lg@work account is to be eventually shut down, they insisted tha i officially announce my new address to the office -- 500 people!!! (which if not embarassing enough had to be recalled and then sent again when i made a mistake)

what a statement for someone who didnt want to make a statement.

email travails over, last week i finally went to the ministry of the interior to change things officially.

i had considered double barring my name for official use only (ie to make the changeover easier). but on consulting the clerk she made me feel very special by pointing out that i wasnt doing anything more difficult or different than anyone-else and that i'd manage but if i wanted to be LGM i'd need to fill in another form.

she let me think about it for at least 30 seconds and then i took the plunge. LM i would be -- in the eyes of my husband, the State and this wrinkled looking gum chewing i filled out the forms (the ones i already had) and then when i went to get my new ID card from the counter.

i dont know whether i was consciously expecting a little bit more understanding from the girl whose job it was to give out the new cards but if i was, i was disappointed. the woman didnt just replace my ID card, she actively took LG and threw her in the bin! as she printed out nice new LM i could see LG lying abandoned in a waste paper basket, gone forever. I didnt even get a chance to say goodbye properly. i thought i'd keep her as a keepsake.

i cried.

i asked the clerk if other women cry when this happens
she just looked at me

i cried even more.

it was so strange. i couldnt say exactly what it was. i havent changed as a person - LG is still in me. LG is the solid foundation that LM is starting with. its her wisdom and experiences thats going to make LM be the best woman she can be. i've been LG for 33 years and maybe in my mind i always will be. but this beauracratic move got me deep down inside.

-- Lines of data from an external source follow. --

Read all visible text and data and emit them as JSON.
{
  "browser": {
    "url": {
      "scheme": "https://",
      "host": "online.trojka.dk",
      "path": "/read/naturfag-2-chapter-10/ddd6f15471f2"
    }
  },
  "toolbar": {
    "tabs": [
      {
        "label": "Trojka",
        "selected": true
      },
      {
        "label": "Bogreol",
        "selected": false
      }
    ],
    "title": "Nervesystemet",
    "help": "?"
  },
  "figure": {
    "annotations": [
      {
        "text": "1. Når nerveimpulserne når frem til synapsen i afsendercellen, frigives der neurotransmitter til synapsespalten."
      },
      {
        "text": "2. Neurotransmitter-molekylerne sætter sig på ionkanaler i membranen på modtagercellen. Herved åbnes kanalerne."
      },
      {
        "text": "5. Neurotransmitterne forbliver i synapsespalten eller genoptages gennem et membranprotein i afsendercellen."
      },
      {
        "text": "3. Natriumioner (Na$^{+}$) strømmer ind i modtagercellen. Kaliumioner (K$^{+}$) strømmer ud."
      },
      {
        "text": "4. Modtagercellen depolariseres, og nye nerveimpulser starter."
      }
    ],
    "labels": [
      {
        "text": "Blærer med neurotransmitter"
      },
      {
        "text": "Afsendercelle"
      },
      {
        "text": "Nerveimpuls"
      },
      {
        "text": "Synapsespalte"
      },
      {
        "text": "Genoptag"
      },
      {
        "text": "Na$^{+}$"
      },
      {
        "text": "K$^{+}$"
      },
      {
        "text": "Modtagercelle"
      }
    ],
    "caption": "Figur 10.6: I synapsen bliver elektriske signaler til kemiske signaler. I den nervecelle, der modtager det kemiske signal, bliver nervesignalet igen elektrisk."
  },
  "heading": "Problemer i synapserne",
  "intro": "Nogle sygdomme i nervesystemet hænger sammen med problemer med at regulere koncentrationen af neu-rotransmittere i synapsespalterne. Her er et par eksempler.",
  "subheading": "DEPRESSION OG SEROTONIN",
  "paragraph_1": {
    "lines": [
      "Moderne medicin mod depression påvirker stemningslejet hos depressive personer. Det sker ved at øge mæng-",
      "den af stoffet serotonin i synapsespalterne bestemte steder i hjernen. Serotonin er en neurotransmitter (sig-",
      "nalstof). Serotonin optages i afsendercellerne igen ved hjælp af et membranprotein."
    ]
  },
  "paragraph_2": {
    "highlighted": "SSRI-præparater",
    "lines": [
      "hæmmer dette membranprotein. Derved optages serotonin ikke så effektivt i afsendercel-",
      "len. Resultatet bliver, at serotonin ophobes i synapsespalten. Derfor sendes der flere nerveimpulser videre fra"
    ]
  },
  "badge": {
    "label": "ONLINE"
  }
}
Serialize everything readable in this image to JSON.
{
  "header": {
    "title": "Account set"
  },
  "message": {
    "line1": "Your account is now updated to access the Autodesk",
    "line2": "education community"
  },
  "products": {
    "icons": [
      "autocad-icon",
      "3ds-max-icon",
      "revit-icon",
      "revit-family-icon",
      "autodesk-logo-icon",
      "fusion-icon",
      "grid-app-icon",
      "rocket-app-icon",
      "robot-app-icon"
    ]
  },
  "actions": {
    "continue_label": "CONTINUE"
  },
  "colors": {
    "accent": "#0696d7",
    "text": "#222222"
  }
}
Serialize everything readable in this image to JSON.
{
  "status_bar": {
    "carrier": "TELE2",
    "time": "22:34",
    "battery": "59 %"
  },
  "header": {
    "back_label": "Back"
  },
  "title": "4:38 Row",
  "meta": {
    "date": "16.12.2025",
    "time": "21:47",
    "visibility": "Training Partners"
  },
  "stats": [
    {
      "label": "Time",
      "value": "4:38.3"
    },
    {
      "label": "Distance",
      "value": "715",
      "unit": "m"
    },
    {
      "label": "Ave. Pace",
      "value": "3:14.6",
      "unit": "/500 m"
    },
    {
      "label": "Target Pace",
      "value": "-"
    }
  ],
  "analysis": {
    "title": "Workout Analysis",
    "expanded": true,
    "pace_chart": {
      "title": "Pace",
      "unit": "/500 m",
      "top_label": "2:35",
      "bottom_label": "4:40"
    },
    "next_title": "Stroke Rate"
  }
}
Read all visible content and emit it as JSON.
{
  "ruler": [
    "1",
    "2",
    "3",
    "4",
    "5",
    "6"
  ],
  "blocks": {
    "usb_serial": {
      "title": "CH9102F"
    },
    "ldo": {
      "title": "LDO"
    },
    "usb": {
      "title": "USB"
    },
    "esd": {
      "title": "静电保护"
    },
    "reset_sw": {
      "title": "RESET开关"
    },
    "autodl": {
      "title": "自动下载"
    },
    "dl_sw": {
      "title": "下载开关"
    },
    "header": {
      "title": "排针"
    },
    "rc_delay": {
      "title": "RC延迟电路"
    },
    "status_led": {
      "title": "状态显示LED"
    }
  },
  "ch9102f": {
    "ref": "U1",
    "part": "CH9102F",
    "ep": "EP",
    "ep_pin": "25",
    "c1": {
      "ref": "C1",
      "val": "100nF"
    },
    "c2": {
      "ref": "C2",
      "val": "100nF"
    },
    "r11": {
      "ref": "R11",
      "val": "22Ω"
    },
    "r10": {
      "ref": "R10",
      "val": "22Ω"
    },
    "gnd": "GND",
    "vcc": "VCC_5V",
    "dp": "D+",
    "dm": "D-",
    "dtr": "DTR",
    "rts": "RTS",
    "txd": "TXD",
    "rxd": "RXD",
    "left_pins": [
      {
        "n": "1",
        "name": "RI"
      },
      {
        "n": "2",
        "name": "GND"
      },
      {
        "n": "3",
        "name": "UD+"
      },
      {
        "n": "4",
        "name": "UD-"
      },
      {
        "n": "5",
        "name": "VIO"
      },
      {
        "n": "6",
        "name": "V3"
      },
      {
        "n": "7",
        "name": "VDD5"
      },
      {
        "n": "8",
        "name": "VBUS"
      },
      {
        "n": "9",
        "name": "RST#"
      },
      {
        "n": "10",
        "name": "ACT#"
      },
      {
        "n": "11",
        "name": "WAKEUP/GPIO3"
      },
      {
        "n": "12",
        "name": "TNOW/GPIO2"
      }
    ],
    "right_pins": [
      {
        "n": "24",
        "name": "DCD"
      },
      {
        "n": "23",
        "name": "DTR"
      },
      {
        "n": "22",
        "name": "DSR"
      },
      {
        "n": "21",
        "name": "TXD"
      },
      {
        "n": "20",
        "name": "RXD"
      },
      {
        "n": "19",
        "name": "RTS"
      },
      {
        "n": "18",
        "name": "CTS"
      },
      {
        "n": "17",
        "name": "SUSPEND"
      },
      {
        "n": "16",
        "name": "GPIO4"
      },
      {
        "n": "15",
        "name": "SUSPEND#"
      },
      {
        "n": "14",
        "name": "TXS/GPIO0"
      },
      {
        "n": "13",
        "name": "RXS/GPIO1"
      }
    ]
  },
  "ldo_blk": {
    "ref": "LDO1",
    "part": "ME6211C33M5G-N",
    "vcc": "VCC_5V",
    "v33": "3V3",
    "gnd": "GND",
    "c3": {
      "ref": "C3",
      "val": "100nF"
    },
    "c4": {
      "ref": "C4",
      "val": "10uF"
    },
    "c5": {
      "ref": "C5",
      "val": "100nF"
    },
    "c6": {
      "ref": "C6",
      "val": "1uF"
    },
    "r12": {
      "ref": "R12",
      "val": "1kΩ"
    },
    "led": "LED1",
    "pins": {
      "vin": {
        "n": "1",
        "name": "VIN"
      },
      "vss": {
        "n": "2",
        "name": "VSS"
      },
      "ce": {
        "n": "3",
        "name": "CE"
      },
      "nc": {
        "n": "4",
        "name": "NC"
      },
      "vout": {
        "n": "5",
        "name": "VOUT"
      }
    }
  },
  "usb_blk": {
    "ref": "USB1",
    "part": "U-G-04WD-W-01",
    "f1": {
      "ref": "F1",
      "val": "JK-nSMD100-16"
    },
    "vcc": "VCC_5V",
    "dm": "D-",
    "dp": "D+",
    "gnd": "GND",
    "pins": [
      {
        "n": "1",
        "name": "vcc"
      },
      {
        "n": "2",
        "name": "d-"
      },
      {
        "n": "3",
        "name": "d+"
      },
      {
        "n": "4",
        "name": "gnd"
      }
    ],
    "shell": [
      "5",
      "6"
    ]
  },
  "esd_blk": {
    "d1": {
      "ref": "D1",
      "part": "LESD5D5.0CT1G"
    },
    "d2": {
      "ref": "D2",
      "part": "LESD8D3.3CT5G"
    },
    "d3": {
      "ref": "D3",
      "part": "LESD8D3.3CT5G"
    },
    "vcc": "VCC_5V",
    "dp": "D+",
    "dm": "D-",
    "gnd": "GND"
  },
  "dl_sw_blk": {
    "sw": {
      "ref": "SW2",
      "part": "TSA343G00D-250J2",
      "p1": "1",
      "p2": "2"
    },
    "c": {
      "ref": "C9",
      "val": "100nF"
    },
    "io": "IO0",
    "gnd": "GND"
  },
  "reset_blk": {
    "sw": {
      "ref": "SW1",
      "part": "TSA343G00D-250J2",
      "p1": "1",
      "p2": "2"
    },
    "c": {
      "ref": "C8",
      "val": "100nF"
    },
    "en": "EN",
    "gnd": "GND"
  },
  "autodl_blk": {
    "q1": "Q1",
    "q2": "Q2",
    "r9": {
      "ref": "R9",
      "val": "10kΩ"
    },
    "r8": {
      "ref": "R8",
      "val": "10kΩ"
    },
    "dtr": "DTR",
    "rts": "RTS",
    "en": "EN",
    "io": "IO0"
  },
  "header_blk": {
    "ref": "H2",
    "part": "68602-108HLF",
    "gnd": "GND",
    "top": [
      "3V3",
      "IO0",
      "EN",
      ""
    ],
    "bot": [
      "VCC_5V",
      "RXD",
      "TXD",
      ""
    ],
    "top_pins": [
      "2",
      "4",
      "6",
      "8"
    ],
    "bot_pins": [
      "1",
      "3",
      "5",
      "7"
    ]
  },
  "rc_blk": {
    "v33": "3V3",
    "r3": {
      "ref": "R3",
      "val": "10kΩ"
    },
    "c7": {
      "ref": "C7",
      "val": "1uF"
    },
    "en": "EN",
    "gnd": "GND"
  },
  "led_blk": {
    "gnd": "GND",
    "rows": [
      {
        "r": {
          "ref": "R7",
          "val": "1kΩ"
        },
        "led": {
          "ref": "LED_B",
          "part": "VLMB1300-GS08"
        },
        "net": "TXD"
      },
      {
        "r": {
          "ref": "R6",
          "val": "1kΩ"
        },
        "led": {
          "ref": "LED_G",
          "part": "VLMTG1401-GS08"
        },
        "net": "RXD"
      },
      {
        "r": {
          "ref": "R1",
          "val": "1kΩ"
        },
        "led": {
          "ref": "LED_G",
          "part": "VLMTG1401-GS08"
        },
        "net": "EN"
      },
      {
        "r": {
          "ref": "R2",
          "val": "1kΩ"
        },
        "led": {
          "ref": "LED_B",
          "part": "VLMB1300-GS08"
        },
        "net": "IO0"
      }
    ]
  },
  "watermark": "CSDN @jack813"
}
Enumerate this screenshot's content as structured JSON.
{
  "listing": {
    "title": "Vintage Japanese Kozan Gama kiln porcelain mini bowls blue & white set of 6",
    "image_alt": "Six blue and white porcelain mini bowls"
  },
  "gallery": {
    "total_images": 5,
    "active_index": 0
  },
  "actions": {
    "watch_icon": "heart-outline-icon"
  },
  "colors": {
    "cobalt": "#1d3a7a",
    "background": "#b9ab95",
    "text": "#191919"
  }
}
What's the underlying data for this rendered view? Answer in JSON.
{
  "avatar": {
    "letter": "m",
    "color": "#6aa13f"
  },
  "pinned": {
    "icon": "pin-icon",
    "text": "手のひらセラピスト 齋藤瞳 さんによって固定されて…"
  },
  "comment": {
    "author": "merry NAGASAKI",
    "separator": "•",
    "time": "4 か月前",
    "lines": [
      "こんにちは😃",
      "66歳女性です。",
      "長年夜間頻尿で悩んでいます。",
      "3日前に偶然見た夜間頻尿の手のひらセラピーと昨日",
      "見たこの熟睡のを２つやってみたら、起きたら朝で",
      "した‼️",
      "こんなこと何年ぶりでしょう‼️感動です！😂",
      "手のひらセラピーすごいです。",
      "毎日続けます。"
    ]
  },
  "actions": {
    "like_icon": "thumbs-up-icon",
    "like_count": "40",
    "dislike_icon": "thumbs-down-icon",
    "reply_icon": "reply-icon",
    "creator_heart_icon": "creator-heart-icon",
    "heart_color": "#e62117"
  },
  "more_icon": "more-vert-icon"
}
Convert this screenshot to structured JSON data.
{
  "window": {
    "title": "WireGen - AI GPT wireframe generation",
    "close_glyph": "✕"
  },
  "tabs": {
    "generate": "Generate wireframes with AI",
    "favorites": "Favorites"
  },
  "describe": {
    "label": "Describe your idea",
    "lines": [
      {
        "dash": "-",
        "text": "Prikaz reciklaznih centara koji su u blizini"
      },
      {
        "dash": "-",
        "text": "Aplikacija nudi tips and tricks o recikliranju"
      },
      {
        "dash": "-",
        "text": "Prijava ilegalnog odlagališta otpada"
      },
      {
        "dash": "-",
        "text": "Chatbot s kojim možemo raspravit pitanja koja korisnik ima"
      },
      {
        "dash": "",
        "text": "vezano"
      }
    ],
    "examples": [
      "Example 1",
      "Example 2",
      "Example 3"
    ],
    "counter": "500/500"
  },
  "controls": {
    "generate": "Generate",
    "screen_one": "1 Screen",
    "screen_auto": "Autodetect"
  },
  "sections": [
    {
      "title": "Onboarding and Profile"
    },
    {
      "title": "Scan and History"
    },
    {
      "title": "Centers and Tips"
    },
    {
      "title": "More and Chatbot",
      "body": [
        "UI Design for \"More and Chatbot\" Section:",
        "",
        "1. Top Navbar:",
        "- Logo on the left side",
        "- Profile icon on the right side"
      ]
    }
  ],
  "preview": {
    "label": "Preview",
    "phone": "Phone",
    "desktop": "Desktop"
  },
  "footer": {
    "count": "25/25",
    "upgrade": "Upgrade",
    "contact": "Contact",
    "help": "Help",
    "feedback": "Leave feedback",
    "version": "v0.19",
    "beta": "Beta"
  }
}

eventually i was reassured that this was a hard step but still worthwhile. but not from any civil servant.

i called A as i was leaving the building and blubbed down the phone about not knowing who i was and why had i done it, i thought it was right but this was too hard and he was able to just listen and be there for me. he could have told me to pull myself together. he could have pointed out that it was my decision but he didnt. he just listened and said i know (and that was even before his first coffee in the morning)... i guess having someone like that in my life is worth more than a new initial.

(just to be sure i called a number of good girlfriends to check that i wasnt going mad and then that was that!)

i meant to write this post last week but didnt get round to it -- and that seems to have been providential as here comes a timely epilogue

last shabbat i got to shul pretty early (epsecially considering that i often dont get there at all). i go to a shul that davens separately but calls up women to the torah. i have no intention of going into the politics or halachic implications of this status as it is not relevant to the purpose of the story so sorry, just had to point that out so readers would understand.

apart from simchat torah (when everyone gets called up) and my shabbat kallah which i held separately with just women, i have never been called up. but as i arrived at shul at 8:45 it dawned on me that given my newly married status i could well be a candidate. sure enough the gabaiit approached me and asked me if i'd like an aliyah. i said yes. and then she asked me my name.

considering the week i'd had i hesitated -- what was my name, now? i thought and then i realized that as far as G-d's record books go i am the same person -- L Bat A v' R. i have been defined by my parents all my life and always will be. just as i cant change my parents i cant change who i am.

i smiled.

thank you G-d (holder of 70 names, how do you manage?) for that validation


LG will be back for the next post because, well you read the rules -- this is the creative realm (and an anonymous one to boot) so she gets to stay!